Once in power, then, plurality–the fundamental human trait–is a threat, and so is the common ability to form one’s own view, to be persuadable and thus to be able to persuade others. “The aim of totalitarian education,” she writes, “has never been to instill convictions but to destroy the capacity to form any” (OT, 468). And this note of “destroy[ing]” or destruction is quite literal. Taking up the dictum that after God, everything is possible, totalitarian regimes promise a utopia that in any case become death cults, self-destructive movements that eat its own. Moreover, where Arendt sees the law as providing a framework of stability in realms of political action without which human freedom could render the world wholly unpredictable, totalitarian regimes operate without any “action” or spontaneity, wanting only the reacting and behaving entities that terror produces. Oddly then, totalitarianism becomes, in the end, less about the idea out of which it sprung than the inexorable logicality where individuals are but an undifferentiated member of the species. After all enemies of a regime are nullified, the terror that meets those who are enemies of its progress begins again–and this is when true totalitarianism is reached, namely for Arendt, when there are no enemies left to kill. Totalitarianism thus has no other end but endless terror in an attempt to transform what Arendt titles her next book, namely the human condition. Totalitarianism is thus not another form of politics, but its end, bringing force to make that which is its necessary condition: human beings and not Human Being or a human being exist on this earth.

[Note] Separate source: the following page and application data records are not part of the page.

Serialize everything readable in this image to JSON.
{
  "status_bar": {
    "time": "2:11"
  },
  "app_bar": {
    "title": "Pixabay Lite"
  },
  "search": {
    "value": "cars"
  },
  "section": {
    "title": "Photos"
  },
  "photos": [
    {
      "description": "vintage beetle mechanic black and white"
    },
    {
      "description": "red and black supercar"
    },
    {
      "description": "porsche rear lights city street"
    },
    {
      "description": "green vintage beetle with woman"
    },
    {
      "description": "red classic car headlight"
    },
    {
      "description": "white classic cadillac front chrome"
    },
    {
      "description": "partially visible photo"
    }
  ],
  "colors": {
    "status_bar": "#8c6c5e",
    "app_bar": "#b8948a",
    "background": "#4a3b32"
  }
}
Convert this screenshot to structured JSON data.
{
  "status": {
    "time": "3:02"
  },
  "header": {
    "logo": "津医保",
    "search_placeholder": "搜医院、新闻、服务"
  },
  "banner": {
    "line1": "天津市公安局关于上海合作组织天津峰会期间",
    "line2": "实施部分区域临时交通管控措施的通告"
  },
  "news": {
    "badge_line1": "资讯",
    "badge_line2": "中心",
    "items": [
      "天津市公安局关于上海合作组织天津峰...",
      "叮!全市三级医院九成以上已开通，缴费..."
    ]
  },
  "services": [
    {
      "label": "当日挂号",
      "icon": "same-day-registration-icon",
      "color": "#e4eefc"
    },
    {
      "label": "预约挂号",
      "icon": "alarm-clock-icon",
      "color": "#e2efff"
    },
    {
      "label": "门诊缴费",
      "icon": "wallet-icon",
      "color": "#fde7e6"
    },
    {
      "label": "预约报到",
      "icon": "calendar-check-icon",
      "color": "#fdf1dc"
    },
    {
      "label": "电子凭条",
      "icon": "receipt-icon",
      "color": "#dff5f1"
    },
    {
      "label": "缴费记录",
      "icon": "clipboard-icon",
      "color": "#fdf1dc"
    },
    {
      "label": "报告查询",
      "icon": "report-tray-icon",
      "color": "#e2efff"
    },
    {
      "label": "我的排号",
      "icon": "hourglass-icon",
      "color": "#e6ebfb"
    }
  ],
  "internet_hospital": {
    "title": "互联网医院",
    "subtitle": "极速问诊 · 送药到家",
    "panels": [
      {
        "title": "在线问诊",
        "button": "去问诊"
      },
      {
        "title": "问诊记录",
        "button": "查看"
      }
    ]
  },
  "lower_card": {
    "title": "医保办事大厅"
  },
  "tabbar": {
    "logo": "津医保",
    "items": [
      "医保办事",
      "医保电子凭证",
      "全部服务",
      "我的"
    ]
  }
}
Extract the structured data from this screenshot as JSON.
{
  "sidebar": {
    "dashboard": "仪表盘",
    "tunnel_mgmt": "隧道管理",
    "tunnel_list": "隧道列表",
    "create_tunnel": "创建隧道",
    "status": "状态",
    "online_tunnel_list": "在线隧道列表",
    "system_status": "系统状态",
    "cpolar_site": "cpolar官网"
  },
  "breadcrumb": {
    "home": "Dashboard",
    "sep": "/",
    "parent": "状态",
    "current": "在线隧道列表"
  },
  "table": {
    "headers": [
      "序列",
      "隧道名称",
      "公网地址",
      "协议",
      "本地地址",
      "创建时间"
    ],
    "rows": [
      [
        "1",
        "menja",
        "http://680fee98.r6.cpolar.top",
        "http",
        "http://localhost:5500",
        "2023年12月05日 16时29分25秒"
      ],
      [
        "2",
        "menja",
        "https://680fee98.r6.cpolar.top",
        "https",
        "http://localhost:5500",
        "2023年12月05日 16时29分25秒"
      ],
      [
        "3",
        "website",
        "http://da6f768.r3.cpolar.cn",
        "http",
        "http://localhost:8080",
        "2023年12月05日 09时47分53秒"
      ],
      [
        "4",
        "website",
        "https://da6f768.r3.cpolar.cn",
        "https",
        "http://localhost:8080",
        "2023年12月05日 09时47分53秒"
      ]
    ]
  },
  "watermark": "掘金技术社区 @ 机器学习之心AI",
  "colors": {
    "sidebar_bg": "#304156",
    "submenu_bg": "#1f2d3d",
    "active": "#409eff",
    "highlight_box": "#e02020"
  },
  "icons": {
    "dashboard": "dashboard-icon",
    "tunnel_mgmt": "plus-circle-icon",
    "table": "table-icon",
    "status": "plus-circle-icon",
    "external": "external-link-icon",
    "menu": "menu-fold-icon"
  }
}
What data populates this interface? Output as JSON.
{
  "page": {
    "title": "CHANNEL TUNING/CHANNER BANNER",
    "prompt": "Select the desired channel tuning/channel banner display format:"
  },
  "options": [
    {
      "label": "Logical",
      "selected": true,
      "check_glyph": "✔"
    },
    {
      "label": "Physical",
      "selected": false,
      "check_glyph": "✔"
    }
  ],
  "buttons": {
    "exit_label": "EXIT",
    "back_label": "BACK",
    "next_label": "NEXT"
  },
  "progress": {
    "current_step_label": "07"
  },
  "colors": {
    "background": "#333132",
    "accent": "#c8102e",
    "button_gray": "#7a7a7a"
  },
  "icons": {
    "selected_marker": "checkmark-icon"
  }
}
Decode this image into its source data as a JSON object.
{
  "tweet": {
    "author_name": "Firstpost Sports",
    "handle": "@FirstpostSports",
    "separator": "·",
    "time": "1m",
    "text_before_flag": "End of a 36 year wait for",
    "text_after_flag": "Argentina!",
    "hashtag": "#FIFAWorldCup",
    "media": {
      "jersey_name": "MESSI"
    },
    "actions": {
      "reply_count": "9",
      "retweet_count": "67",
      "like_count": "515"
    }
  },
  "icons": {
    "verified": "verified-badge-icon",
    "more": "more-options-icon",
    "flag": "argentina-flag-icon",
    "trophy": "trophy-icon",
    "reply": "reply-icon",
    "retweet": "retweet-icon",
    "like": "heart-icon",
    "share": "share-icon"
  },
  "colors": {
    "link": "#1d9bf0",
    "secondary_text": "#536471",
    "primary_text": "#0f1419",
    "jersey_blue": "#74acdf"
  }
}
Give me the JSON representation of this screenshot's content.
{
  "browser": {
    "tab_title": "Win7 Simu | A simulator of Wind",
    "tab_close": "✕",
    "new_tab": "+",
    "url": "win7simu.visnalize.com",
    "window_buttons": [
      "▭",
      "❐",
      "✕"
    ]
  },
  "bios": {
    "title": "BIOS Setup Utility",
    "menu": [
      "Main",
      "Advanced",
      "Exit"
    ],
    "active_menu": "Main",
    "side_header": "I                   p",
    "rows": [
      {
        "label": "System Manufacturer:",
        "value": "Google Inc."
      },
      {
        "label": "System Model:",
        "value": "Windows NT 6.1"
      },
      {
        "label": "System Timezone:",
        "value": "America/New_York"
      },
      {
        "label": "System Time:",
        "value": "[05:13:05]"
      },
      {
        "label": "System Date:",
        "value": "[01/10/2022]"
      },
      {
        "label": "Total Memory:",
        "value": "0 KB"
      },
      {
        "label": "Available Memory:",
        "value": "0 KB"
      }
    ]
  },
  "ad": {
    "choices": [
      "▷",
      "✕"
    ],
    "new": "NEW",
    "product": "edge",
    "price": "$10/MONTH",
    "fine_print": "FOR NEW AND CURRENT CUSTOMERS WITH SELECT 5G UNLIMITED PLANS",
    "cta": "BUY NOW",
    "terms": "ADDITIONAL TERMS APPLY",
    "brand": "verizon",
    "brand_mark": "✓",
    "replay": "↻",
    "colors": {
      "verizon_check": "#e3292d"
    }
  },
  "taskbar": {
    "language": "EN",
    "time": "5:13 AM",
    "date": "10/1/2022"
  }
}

Arendt ends Origins with an account of what she thinks was the fertile ground out of which the deadly seeds of totalitarianism grew, namely the mass loneliness at modernity’s heart. This loneliness is not simply solitude, since the former, she argues, is perhaps best felt in the midst of others. One goes to a cabin for solitude; one logs onto facebook or takes a seat amongst a crowd at a bar downtown to be overwhelmed by loneliness. This will give rise to her account of the “rise of the social” and the loss of the political in The Human Condition. As we turn the last pages of this text over, we cannot simply turn the page on the conditions to which it bears witness. Nevertheless, as with any end, we have the promise of a new beginning, one that can “understand,” in Arendt’s meaning of that term, the past out of which we have come–and which can become, without political vigilance, a precedent to be repeated. Let’s leave for break with these last two paragraphs of this text:

[T]here remains the fact that the crisis of our time and its central experience have brought forth an entirely new form of government which as a potentiality and an ever-present danger is only too likely to stay with us from now on, just as other forms of government which came about at different historical moments and rested on different fundamental experiences have stated with mankind regardless of temporary defeats…But there remains also the truth that every end in history necessarily contains a new beginning; this beginning is the promise, the only “message” which the end can ever produce. Beginning, before it becomes a historical event, is the supreme capacity of man; politically it is identical with man’s freedom. Initium ut esset homo creatus est–“that a beginning be made man was created,” said Augustine [De Civitate, 12.20]. This beginning is guaranteed by each new birth; it is indeed every man. (OT, 478-9)